Task goal | Go through the listing below and show each line that has the word "screenshot".

Supplied material |

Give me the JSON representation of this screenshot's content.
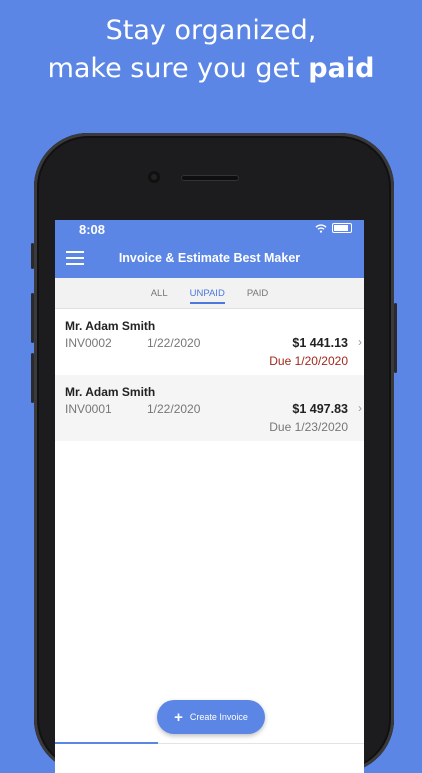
{
  "promo": {
    "line1": "Stay organized,",
    "line2_prefix": "make sure you get ",
    "line2_bold": "paid"
  },
  "status": {
    "time": "8:08"
  },
  "appbar": {
    "title": "Invoice & Estimate Best Maker"
  },
  "tabs": [
    {
      "label": "ALL",
      "active": false
    },
    {
      "label": "UNPAID",
      "active": true
    },
    {
      "label": "PAID",
      "active": false
    }
  ],
  "invoices": [
    {
      "client": "Mr. Adam Smith",
      "number": "INV0002",
      "date": "1/22/2020",
      "amount": "$1 441.13",
      "due": "Due 1/20/2020",
      "overdue": true
    },
    {
      "client": "Mr. Adam Smith",
      "number": "INV0001",
      "date": "1/22/2020",
      "amount": "$1 497.83",
      "due": "Due 1/23/2020",
      "overdue": false
    }
  ],
  "fab": {
    "label": "Create Invoice"
  },
  "colors": {
    "brand": "#5b86e5",
    "overdue": "#a3281e",
    "tab_active": "#4a78dc"
  }
}
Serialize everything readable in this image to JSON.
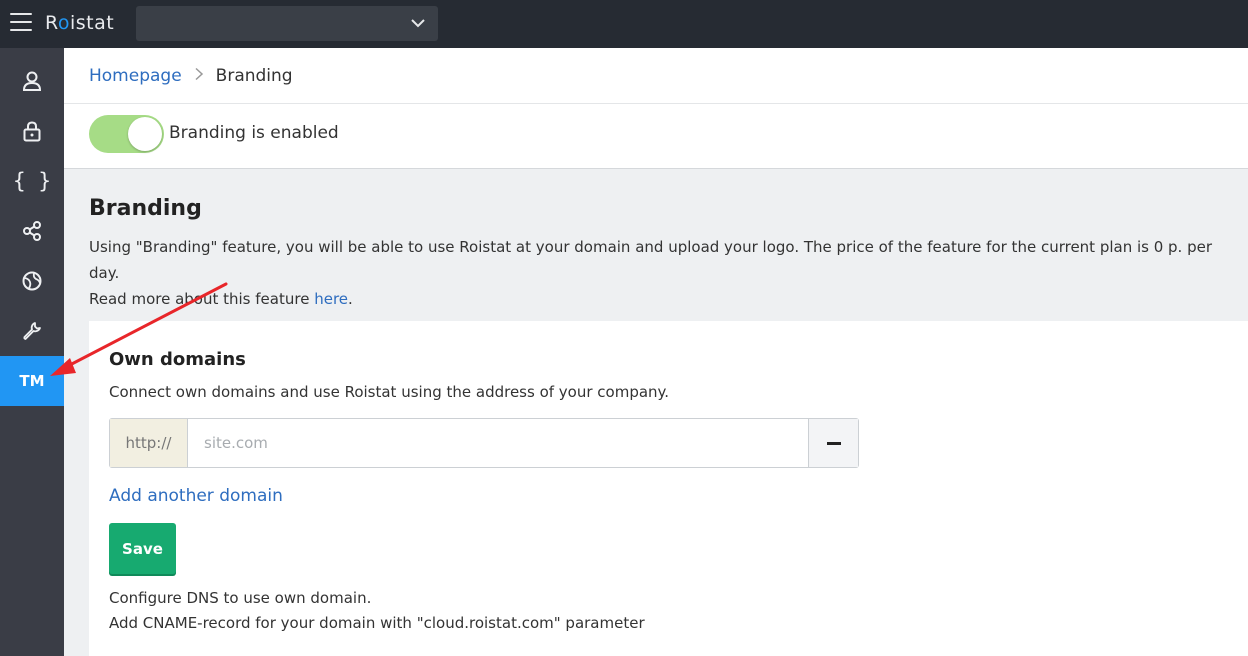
{
  "header": {
    "logo": {
      "before": "R",
      "dot": "o",
      "after": "istat"
    },
    "project_select_value": ""
  },
  "sidebar": {
    "items": [
      {
        "icon": "user-icon"
      },
      {
        "icon": "lock-icon"
      },
      {
        "icon": "braces-icon",
        "glyph": "{ }"
      },
      {
        "icon": "share-icon"
      },
      {
        "icon": "globe-icon"
      },
      {
        "icon": "wrench-icon"
      },
      {
        "icon": "trademark-icon",
        "label": "TM",
        "active": true
      }
    ]
  },
  "breadcrumb": {
    "home": "Homepage",
    "current": "Branding"
  },
  "toggle": {
    "label": "Branding is enabled",
    "enabled": true
  },
  "main": {
    "title": "Branding",
    "description": "Using \"Branding\" feature, you will be able to use Roistat at your domain and upload your logo. The price of the feature for the current plan is 0 p. per day.",
    "read_more": "Read more about this feature",
    "link_text": "here",
    "period": "."
  },
  "own_domains": {
    "title": "Own domains",
    "subtitle": "Connect own domains and use Roistat using the address of your company.",
    "prefix": "http://",
    "placeholder": "site.com",
    "value": "",
    "add_link": "Add another domain",
    "save_label": "Save",
    "dns_line1": "Configure DNS to use own domain.",
    "dns_line2": "Add CNAME-record for your domain with \"cloud.roistat.com\" parameter"
  },
  "colors": {
    "topbar": "#262b33",
    "sidebar": "#3a3d46",
    "accent": "#2196f3",
    "toggle_on": "#a6dc86",
    "save": "#17aa70",
    "link": "#2e6dbf",
    "annotation_arrow": "#e8262a"
  }
}
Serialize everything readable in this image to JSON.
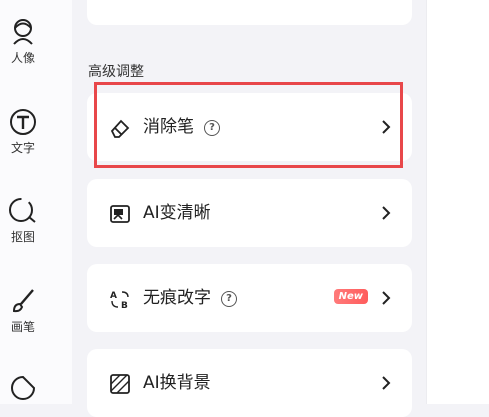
{
  "sidebar": {
    "items": [
      {
        "label": "人像",
        "icon": "portrait-icon"
      },
      {
        "label": "文字",
        "icon": "text-icon"
      },
      {
        "label": "抠图",
        "icon": "cutout-icon"
      },
      {
        "label": "画笔",
        "icon": "brush-icon"
      },
      {
        "label": "",
        "icon": "sticker-icon"
      }
    ]
  },
  "main": {
    "section_title": "高级调整",
    "tools": [
      {
        "label": "消除笔",
        "icon": "eraser-icon",
        "help": "?"
      },
      {
        "label": "AI变清晰",
        "icon": "hd-icon"
      },
      {
        "label": "无痕改字",
        "icon": "text-replace-icon",
        "help": "?",
        "badge": "New"
      },
      {
        "label": "AI换背景",
        "icon": "background-replace-icon"
      }
    ]
  },
  "colors": {
    "highlight": "#e8474a",
    "badge": "#ff5c5c",
    "background": "#f3f3f7"
  }
}
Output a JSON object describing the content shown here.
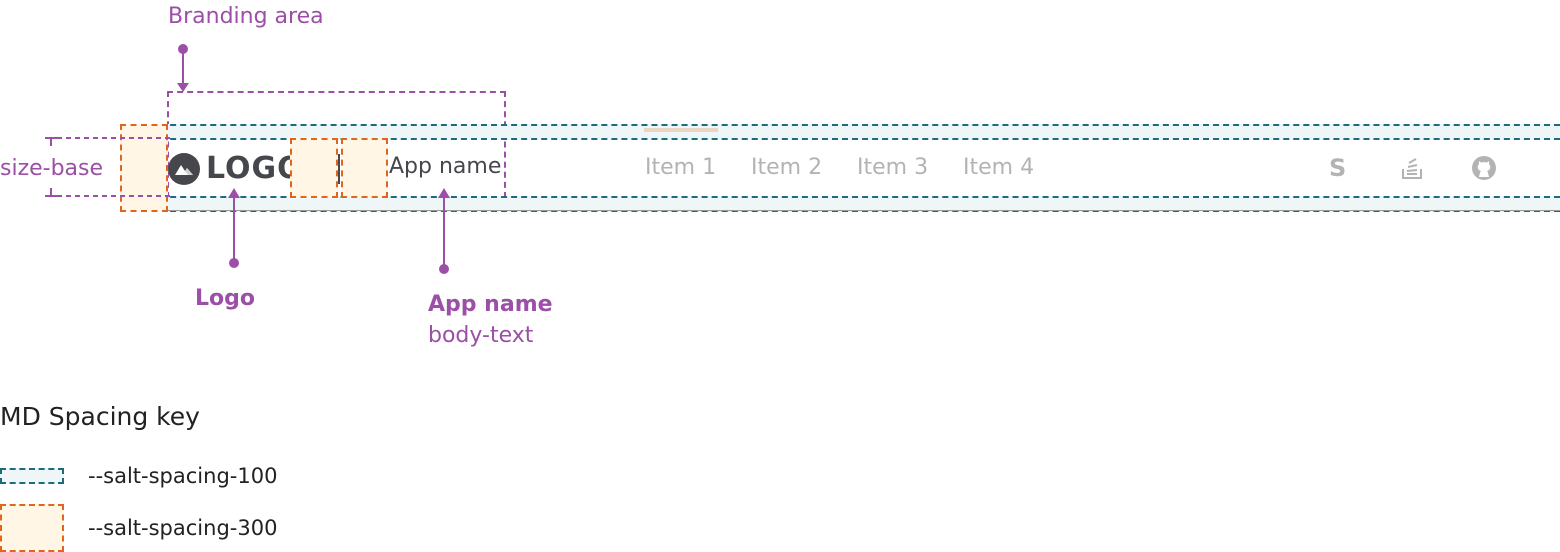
{
  "annotations": {
    "branding_area": "Branding area",
    "size_base": "size-base",
    "logo": "Logo",
    "app_name": "App name",
    "app_name_sub": "body-text"
  },
  "header": {
    "logo_text": "LOGO",
    "logo_icon": "mountain-icon",
    "app_name": "App name",
    "nav_items": [
      {
        "label": "Item 1",
        "active": true
      },
      {
        "label": "Item 2",
        "active": false
      },
      {
        "label": "Item 3",
        "active": false
      },
      {
        "label": "Item 4",
        "active": false
      }
    ],
    "utility_icons": [
      "salt-s-icon",
      "stack-overflow-icon",
      "github-icon"
    ]
  },
  "key": {
    "title": "MD Spacing key",
    "items": [
      {
        "label": "--salt-spacing-100",
        "style": "teal-dashed"
      },
      {
        "label": "--salt-spacing-300",
        "style": "orange-dashed"
      }
    ]
  },
  "colors": {
    "annotation": "#9b4fa6",
    "spacing_100": "#1c6b7f",
    "spacing_300": "#e0661e",
    "spacing_300_fill": "#fff6e6",
    "active_indicator": "#e8d5c4",
    "nav_text": "#b3b3b3",
    "logo": "#45474d"
  }
}
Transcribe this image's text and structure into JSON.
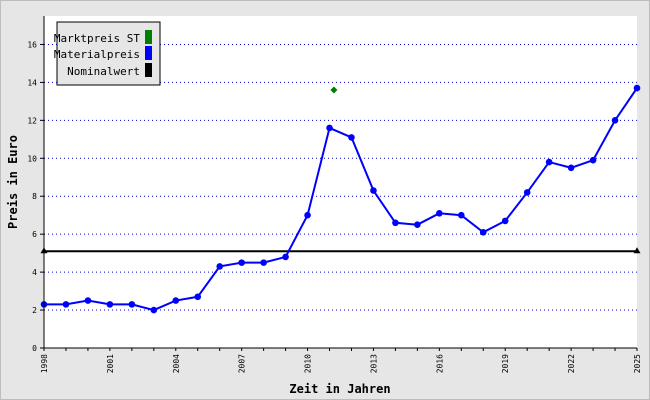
{
  "chart_data": {
    "type": "line",
    "title": "",
    "xlabel": "Zeit in Jahren",
    "ylabel": "Preis in Euro",
    "xlim": [
      1998,
      2025
    ],
    "ylim": [
      0,
      17.5
    ],
    "y_ticks": [
      0,
      2,
      4,
      6,
      8,
      10,
      12,
      14,
      16
    ],
    "x_ticks": [
      1998,
      2001,
      2004,
      2007,
      2010,
      2013,
      2016,
      2019,
      2022,
      2025
    ],
    "grid": "horizontal dotted",
    "legend_position": "top-left",
    "series": [
      {
        "name": "Marktpreis ST",
        "color": "#008000",
        "marker": "diamond",
        "x": [
          2011.2
        ],
        "y": [
          13.6
        ]
      },
      {
        "name": "Materialpreis",
        "color": "#0000ff",
        "marker": "circle",
        "x": [
          1998,
          1999,
          2000,
          2001,
          2002,
          2003,
          2004,
          2005,
          2006,
          2007,
          2008,
          2009,
          2010,
          2011,
          2012,
          2013,
          2014,
          2015,
          2016,
          2017,
          2018,
          2019,
          2020,
          2021,
          2022,
          2023,
          2024,
          2025
        ],
        "y": [
          2.3,
          2.3,
          2.5,
          2.3,
          2.3,
          2.0,
          2.5,
          2.7,
          4.3,
          4.5,
          4.5,
          4.8,
          7.0,
          11.6,
          11.1,
          8.3,
          6.6,
          6.5,
          7.1,
          7.0,
          6.1,
          6.7,
          8.2,
          9.8,
          9.5,
          9.9,
          12.0,
          13.7
        ]
      },
      {
        "name": "Nominalwert",
        "color": "#000000",
        "marker": "triangle",
        "x": [
          1998,
          2025
        ],
        "y": [
          5.1,
          5.1
        ]
      }
    ]
  }
}
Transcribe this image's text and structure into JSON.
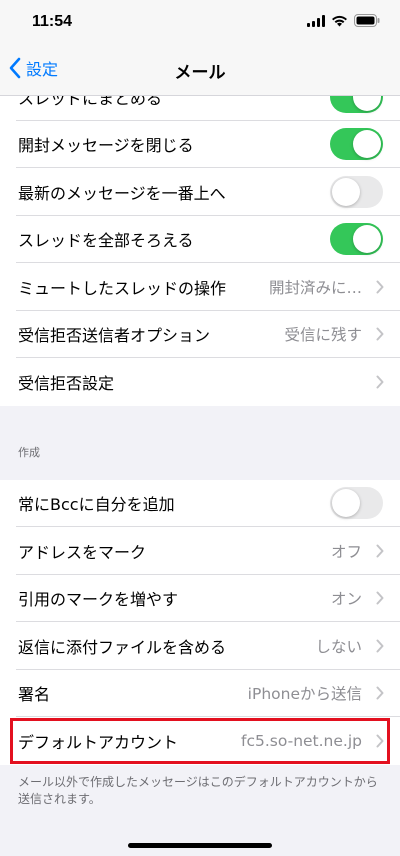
{
  "status_bar": {
    "time": "11:54"
  },
  "nav": {
    "back_label": "設定",
    "title": "メール"
  },
  "threads_group": {
    "rows": [
      {
        "label": "スレッドにまとめる",
        "type": "toggle",
        "on": true
      },
      {
        "label": "開封メッセージを閉じる",
        "type": "toggle",
        "on": true
      },
      {
        "label": "最新のメッセージを一番上へ",
        "type": "toggle",
        "on": false
      },
      {
        "label": "スレッドを全部そろえる",
        "type": "toggle",
        "on": true
      },
      {
        "label": "ミュートしたスレッドの操作",
        "type": "link",
        "value": "開封済みに…"
      },
      {
        "label": "受信拒否送信者オプション",
        "type": "link",
        "value": "受信に残す"
      },
      {
        "label": "受信拒否設定",
        "type": "link",
        "value": ""
      }
    ]
  },
  "compose_section": {
    "header": "作成",
    "rows": [
      {
        "label": "常にBccに自分を追加",
        "type": "toggle",
        "on": false
      },
      {
        "label": "アドレスをマーク",
        "type": "link",
        "value": "オフ"
      },
      {
        "label": "引用のマークを増やす",
        "type": "link",
        "value": "オン"
      },
      {
        "label": "返信に添付ファイルを含める",
        "type": "link",
        "value": "しない"
      },
      {
        "label": "署名",
        "type": "link",
        "value": "iPhoneから送信"
      },
      {
        "label": "デフォルトアカウント",
        "type": "link",
        "value": "fc5.so-net.ne.jp",
        "highlighted": true
      }
    ],
    "footer": "メール以外で作成したメッセージはこのデフォルトアカウントから送信されます。"
  },
  "colors": {
    "accent": "#007aff",
    "toggle_on": "#34c759",
    "highlight": "#e3101f"
  }
}
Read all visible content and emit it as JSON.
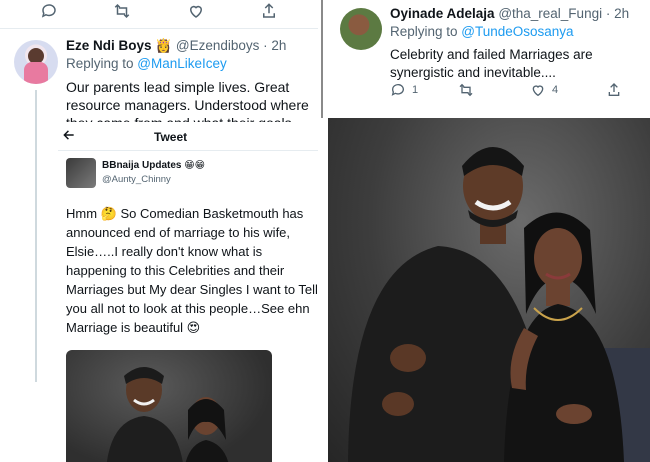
{
  "left_tweet": {
    "name": "Eze Ndi Boys",
    "badge": "👸",
    "handle": "@Ezendiboys",
    "time": "2h",
    "replying_prefix": "Replying to ",
    "replying_to": "@ManLikeIcey",
    "text": "Our parents lead simple lives. Great resource managers. Understood where they came from and what their goals"
  },
  "embed": {
    "back_icon": "arrow-left-icon",
    "header_title": "Tweet",
    "name": "BBnaija Updates 😁😁",
    "handle": "@Aunty_Chinny",
    "text": "Hmm 🤔 So Comedian Basketmouth has announced end of marriage to his wife, Elsie…..I really don't know what is happening to this Celebrities and their Marriages but My dear Singles I want to Tell you all not to look at this people…See ehn Marriage is beautiful 😍"
  },
  "right_tweet": {
    "name": "Oyinade Adelaja",
    "handle": "@tha_real_Fungi",
    "time": "2h",
    "replying_prefix": "Replying to ",
    "replying_to": "@TundeOsosanya",
    "text": "Celebrity and  failed Marriages are synergistic and inevitable....",
    "reply_count": "1",
    "retweet_count": "",
    "like_count": "4"
  },
  "colors": {
    "link": "#1d9bf0",
    "muted": "#536471",
    "text": "#0f1419"
  }
}
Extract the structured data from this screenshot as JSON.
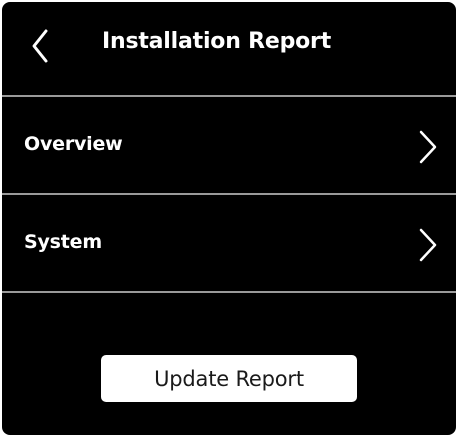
{
  "header": {
    "title": "Installation Report",
    "back_icon": "chevron-left-icon"
  },
  "menu": {
    "items": [
      {
        "label": "Overview",
        "icon": "chevron-right-icon"
      },
      {
        "label": "System",
        "icon": "chevron-right-icon"
      }
    ]
  },
  "actions": {
    "update_label": "Update Report"
  },
  "colors": {
    "background": "#000000",
    "text": "#ffffff",
    "divider": "#9a9a9a",
    "button_bg": "#ffffff",
    "button_text": "#1a1a1a"
  }
}
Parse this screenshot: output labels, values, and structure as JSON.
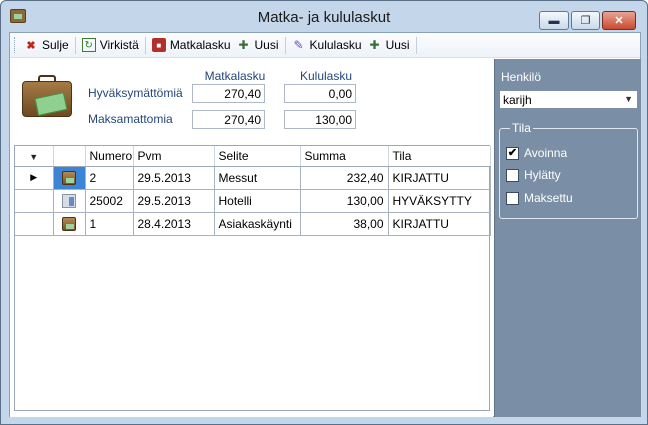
{
  "window": {
    "title": "Matka- ja kululaskut",
    "minimize_glyph": "▬",
    "maximize_glyph": "❐",
    "close_glyph": "✕"
  },
  "toolbar": {
    "close_label": "Sulje",
    "refresh_label": "Virkistä",
    "travel_label": "Matkalasku",
    "new_travel_label": "Uusi",
    "expense_label": "Kululasku",
    "new_expense_label": "Uusi"
  },
  "summary": {
    "col_travel": "Matkalasku",
    "col_expense": "Kululasku",
    "rows": [
      {
        "label": "Hyväksymättömiä",
        "travel": "270,40",
        "expense": "0,00"
      },
      {
        "label": "Maksamattomia",
        "travel": "270,40",
        "expense": "130,00"
      }
    ]
  },
  "grid": {
    "filter_glyph": "▼",
    "current_marker": "▶",
    "columns": [
      "Numero",
      "Pvm",
      "Selite",
      "Summa",
      "Tila"
    ],
    "rows": [
      {
        "type_icon": "travel-icon",
        "numero": "2",
        "pvm": "29.5.2013",
        "selite": "Messut",
        "summa": "232,40",
        "tila": "KIRJATTU"
      },
      {
        "type_icon": "expense-icon",
        "numero": "25002",
        "pvm": "29.5.2013",
        "selite": "Hotelli",
        "summa": "130,00",
        "tila": "HYVÄKSYTTY"
      },
      {
        "type_icon": "travel-icon",
        "numero": "1",
        "pvm": "28.4.2013",
        "selite": "Asiakaskäynti",
        "summa": "38,00",
        "tila": "KIRJATTU"
      }
    ]
  },
  "side": {
    "person_label": "Henkilö",
    "person_value": "karijh",
    "status_group": "Tila",
    "statuses": [
      {
        "label": "Avoinna",
        "checked": true,
        "mark": "✔"
      },
      {
        "label": "Hylätty",
        "checked": false,
        "mark": ""
      },
      {
        "label": "Maksettu",
        "checked": false,
        "mark": ""
      }
    ]
  },
  "colors": {
    "window_frame": "#c4d6ea",
    "side_panel": "#7a8ea6",
    "selection": "#3c84d6",
    "summary_label": "#24477a"
  }
}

Result below |
Give me the JSON representation of this screenshot's content.
Extract the structured data from this screenshot as JSON.
Parse this screenshot: output labels, values, and structure as JSON.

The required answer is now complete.